[SOURCE MATERIAL Boundary: Start]
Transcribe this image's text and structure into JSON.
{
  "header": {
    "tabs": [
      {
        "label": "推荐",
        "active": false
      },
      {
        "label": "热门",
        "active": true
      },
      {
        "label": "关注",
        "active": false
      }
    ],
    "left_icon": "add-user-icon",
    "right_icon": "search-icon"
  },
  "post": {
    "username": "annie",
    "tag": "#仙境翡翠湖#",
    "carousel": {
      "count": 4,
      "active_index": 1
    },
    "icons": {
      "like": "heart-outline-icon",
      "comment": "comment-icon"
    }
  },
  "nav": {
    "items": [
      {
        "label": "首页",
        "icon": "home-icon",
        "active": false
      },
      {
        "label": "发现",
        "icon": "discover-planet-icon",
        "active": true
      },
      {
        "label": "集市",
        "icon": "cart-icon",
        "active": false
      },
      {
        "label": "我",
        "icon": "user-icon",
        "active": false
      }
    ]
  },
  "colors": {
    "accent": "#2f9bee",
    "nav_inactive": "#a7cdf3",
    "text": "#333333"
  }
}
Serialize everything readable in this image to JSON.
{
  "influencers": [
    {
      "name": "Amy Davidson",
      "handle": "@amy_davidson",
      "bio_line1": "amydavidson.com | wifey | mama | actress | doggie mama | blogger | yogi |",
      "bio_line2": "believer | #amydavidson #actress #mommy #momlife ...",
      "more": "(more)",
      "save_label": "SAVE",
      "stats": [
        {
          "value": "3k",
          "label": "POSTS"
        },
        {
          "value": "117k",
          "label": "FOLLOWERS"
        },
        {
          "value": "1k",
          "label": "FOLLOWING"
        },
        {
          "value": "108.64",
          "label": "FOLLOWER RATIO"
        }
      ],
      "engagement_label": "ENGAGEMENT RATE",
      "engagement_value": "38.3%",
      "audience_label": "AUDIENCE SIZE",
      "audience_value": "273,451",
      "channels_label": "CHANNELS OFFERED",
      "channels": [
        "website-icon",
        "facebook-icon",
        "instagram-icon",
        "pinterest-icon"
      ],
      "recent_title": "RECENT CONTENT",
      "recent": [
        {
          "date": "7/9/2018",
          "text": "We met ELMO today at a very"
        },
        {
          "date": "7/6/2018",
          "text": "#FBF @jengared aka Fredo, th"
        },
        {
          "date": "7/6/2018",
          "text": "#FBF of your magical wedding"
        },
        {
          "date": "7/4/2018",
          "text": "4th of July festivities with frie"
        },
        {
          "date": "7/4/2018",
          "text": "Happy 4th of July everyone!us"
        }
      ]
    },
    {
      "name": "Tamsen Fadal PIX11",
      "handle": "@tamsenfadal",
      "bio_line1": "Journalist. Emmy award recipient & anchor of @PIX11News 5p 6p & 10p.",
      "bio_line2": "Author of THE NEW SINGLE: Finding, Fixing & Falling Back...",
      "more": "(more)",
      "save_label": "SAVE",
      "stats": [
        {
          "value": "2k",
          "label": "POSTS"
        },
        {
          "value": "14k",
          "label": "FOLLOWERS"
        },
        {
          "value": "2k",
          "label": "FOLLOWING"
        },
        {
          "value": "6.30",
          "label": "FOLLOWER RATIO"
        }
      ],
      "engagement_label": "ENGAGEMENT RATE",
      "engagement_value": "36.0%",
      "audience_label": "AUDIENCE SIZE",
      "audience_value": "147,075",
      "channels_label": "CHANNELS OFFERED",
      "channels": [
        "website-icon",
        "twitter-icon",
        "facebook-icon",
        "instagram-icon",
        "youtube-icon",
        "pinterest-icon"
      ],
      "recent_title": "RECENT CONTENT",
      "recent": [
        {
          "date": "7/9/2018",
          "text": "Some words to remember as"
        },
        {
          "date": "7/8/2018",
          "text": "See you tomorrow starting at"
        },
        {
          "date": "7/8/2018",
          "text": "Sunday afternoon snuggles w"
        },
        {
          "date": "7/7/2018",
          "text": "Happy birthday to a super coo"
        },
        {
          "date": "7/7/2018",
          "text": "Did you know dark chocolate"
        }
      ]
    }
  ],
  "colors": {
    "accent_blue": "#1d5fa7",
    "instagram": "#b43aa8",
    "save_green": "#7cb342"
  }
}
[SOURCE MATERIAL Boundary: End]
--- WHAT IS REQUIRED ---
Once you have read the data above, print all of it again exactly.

--- WRITTEN REPLY ---
Transcribe this image's text and structure into JSON.
{
  "header": {
    "tabs": [
      {
        "label": "推荐",
        "active": false
      },
      {
        "label": "热门",
        "active": true
      },
      {
        "label": "关注",
        "active": false
      }
    ],
    "left_icon": "add-user-icon",
    "right_icon": "search-icon"
  },
  "post": {
    "username": "annie",
    "tag": "#仙境翡翠湖#",
    "carousel": {
      "count": 4,
      "active_index": 1
    },
    "icons": {
      "like": "heart-outline-icon",
      "comment": "comment-icon"
    }
  },
  "nav": {
    "items": [
      {
        "label": "首页",
        "icon": "home-icon",
        "active": false
      },
      {
        "label": "发现",
        "icon": "discover-planet-icon",
        "active": true
      },
      {
        "label": "集市",
        "icon": "cart-icon",
        "active": false
      },
      {
        "label": "我",
        "icon": "user-icon",
        "active": false
      }
    ]
  },
  "colors": {
    "accent": "#2f9bee",
    "nav_inactive": "#a7cdf3",
    "text": "#333333"
  }
}
Serialize everything readable in this image to JSON.
{
  "influencers": [
    {
      "name": "Amy Davidson",
      "handle": "@amy_davidson",
      "bio_line1": "amydavidson.com | wifey | mama | actress | doggie mama | blogger | yogi |",
      "bio_line2": "believer | #amydavidson #actress #mommy #momlife ...",
      "more": "(more)",
      "save_label": "SAVE",
      "stats": [
        {
          "value": "3k",
          "label": "POSTS"
        },
        {
          "value": "117k",
          "label": "FOLLOWERS"
        },
        {
          "value": "1k",
          "label": "FOLLOWING"
        },
        {
          "value": "108.64",
          "label": "FOLLOWER RATIO"
        }
      ],
      "engagement_label": "ENGAGEMENT RATE",
      "engagement_value": "38.3%",
      "audience_label": "AUDIENCE SIZE",
      "audience_value": "273,451",
      "channels_label": "CHANNELS OFFERED",
      "channels": [
        "website-icon",
        "facebook-icon",
        "instagram-icon",
        "pinterest-icon"
      ],
      "recent_title": "RECENT CONTENT",
      "recent": [
        {
          "date": "7/9/2018",
          "text": "We met ELMO today at a very"
        },
        {
          "date": "7/6/2018",
          "text": "#FBF @jengared aka Fredo, th"
        },
        {
          "date": "7/6/2018",
          "text": "#FBF of your magical wedding"
        },
        {
          "date": "7/4/2018",
          "text": "4th of July festivities with frie"
        },
        {
          "date": "7/4/2018",
          "text": "Happy 4th of July everyone!us"
        }
      ]
    },
    {
      "name": "Tamsen Fadal PIX11",
      "handle": "@tamsenfadal",
      "bio_line1": "Journalist. Emmy award recipient & anchor of @PIX11News 5p 6p & 10p.",
      "bio_line2": "Author of THE NEW SINGLE: Finding, Fixing & Falling Back...",
      "more": "(more)",
      "save_label": "SAVE",
      "stats": [
        {
          "value": "2k",
          "label": "POSTS"
        },
        {
          "value": "14k",
          "label": "FOLLOWERS"
        },
        {
          "value": "2k",
          "label": "FOLLOWING"
        },
        {
          "value": "6.30",
          "label": "FOLLOWER RATIO"
        }
      ],
      "engagement_label": "ENGAGEMENT RATE",
      "engagement_value": "36.0%",
      "audience_label": "AUDIENCE SIZE",
      "audience_value": "147,075",
      "channels_label": "CHANNELS OFFERED",
      "channels": [
        "website-icon",
        "twitter-icon",
        "facebook-icon",
        "instagram-icon",
        "youtube-icon",
        "pinterest-icon"
      ],
      "recent_title": "RECENT CONTENT",
      "recent": [
        {
          "date": "7/9/2018",
          "text": "Some words to remember as"
        },
        {
          "date": "7/8/2018",
          "text": "See you tomorrow starting at"
        },
        {
          "date": "7/8/2018",
          "text": "Sunday afternoon snuggles w"
        },
        {
          "date": "7/7/2018",
          "text": "Happy birthday to a super coo"
        },
        {
          "date": "7/7/2018",
          "text": "Did you know dark chocolate"
        }
      ]
    }
  ],
  "colors": {
    "accent_blue": "#1d5fa7",
    "instagram": "#b43aa8",
    "save_green": "#7cb342"
  }
}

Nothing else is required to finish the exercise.